        It’s amazing how important one’s search terms are to finding the right info online.

  • Bo Regard

    March 14, 2015, pm31 1:29 PM
    05

    Hey, Mr. Weed, it’s me again…I’m looking for your gut instinct on this, as it’s NC. I realize I’ll have to have a lawyer here.

    Using the “economic unit”, it looks like I will have to include the person I bought the house with in 2001. We have equity of about $75K ($37,500 for me) and the Deed is JTROS. I understand that creditors can go after my half.

    From the beginning, we agreed to divide utilities equally. Our dietary preferences are very different, so food was individual, except for cleaning supplies, paper goods, etc. Some furnishings/electronics were bought together, most individually.

    In Feb. 2009, I had an uninsured work accident (Sole Prop.), and my income dropped, never to recover because of the recession and a chronic illness. I kept up faithfully with credit card payments until May 2013, but fell behind on my half of the utilities after 2010, while not being able to afford the diagnostic tests I needed to determine treatment options. I tried applying for SSDI online, but it wouldn’t let me complete, saying I didn’t qualify. I recently applied again, and it let me finish.

    Sessoms & Rogers is threatening to sue on behalf of BoA. I wrote explaining my situation without acknowledging the amount of the debt. They have responded with 2 letters (no typed name, just an unreadable signature) a few days apart requesting documentation of my situation to submit to BofA. I’m not inclined to furnish them any documents – they’ll just stab me in the back with them.

    Anyway, my housemate has very good records of the amount I owe (including my 1/2 of the mortgage payment since November). What would be the likely consequences in bankruptcy of her suing me right away and putting a lis pendens on my half of the house?

    • Robert Weed

      March 14, 2015, pm31 2:33 PM
      06

      Bo:

      If you were here, we’d probalby spend a couple hours sorting all that out. There’s no way to figure that out by email.

  • Jerrod Storm

    March 18, 2015, am31 2:01 AM
    07

    If I don’t qualify for chapter 7 based on my income because I’m above the median amount, then what’s the least amount of qualifying monthly expenses I need to have in my budget before I can pass the means test? Is it a certain percentage of my income, or is it a fixed amount based on my household size?
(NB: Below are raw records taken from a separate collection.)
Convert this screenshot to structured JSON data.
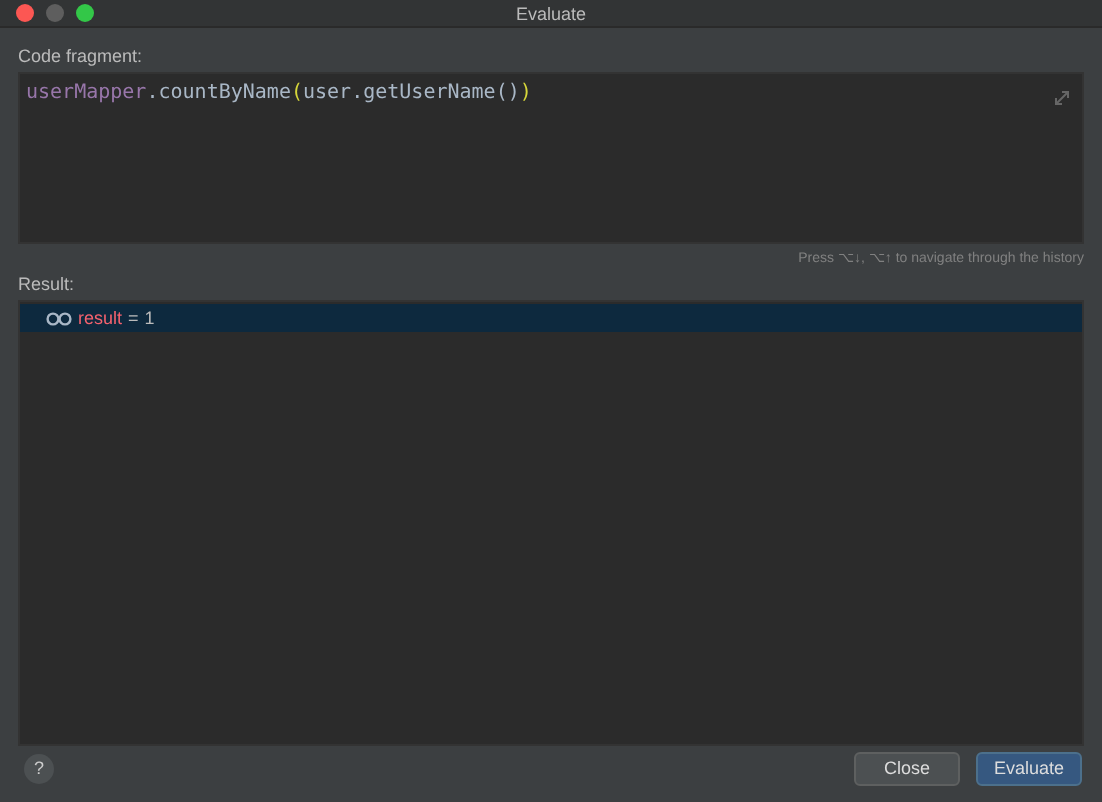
{
  "window": {
    "title": "Evaluate"
  },
  "code_fragment": {
    "label": "Code fragment:",
    "tokens": [
      {
        "text": "userMapper",
        "kind": "field"
      },
      {
        "text": ".countByName",
        "kind": "plain"
      },
      {
        "text": "(",
        "kind": "brace"
      },
      {
        "text": "user.getUserName()",
        "kind": "plain"
      },
      {
        "text": ")",
        "kind": "brace"
      }
    ]
  },
  "history_hint": "Press ⌥↓, ⌥↑ to navigate through the history",
  "result": {
    "label": "Result:",
    "rows": [
      {
        "name": "result",
        "equals": "=",
        "value": "1",
        "selected": true
      }
    ]
  },
  "buttons": [
    {
      "label": "Close",
      "kind": "secondary"
    },
    {
      "label": "Evaluate",
      "kind": "primary"
    }
  ],
  "help": "?"
}
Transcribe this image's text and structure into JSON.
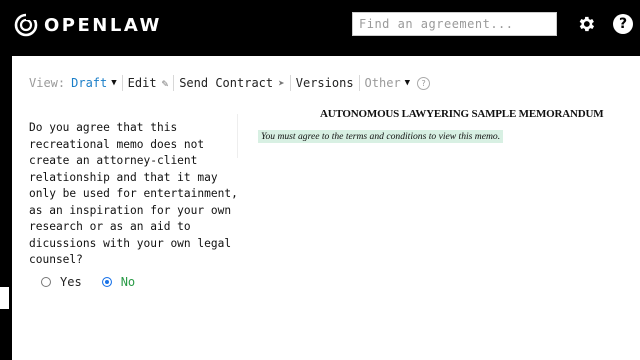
{
  "header": {
    "logo_text": "OPENLAW",
    "search_placeholder": "Find an agreement...",
    "settings_icon": "gear-icon",
    "help_icon": "question-icon",
    "help_glyph": "?"
  },
  "toolbar": {
    "view_label": "View:",
    "view_value": "Draft",
    "edit_label": "Edit",
    "send_label": "Send Contract",
    "versions_label": "Versions",
    "other_label": "Other",
    "help_glyph": "?"
  },
  "form": {
    "question": "Do you agree that this recreational memo does not create an attorney-client relationship and that it may only be used for entertainment, as an inspiration for your own research or as an aid to dicussions with your own legal counsel?",
    "options": [
      "Yes",
      "No"
    ],
    "selected": "No"
  },
  "document": {
    "title": "AUTONOMOUS LAWYERING SAMPLE MEMORANDUM",
    "notice": "You must agree to the terms and conditions to view this memo."
  },
  "colors": {
    "accent_blue": "#1a7ec8",
    "answer_green": "#2a9b47",
    "notice_bg": "#d8f0e3"
  }
}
    • Robert Weed

      March 18, 2015, am31 10:07 AM
      08

      Jerrod:

      There’s no one answer. You need enough to qualify you on the means test. But different rules apply to different expenses.

      • Jerrod Storm

        March 18, 2015, pm31 4:36 PM
        09

        Can you expand on that? Within the details of the means test, different rules might apply to different individual expenses and dictate what & how much of a particular expense someone can or cannot use, but at the end of the day, the means test still has to issue a final overall score of PASS or FAIL, right? So when it looks at someone in aggregate, how does it decide whether that person has enough qualifying expenses to pass the test?

        • Robert Weed

          March 18, 2015, pm31 4:53 PM
          10

          Jerrod:

          I’ve given as much general outline as I can in my blog.

    Comments & Questions

    Leave a Reply

    Your email address will not be published. Required fields are marked *

    NORTHERN VIRGINIA BANKRUPTCY LAW OFFICES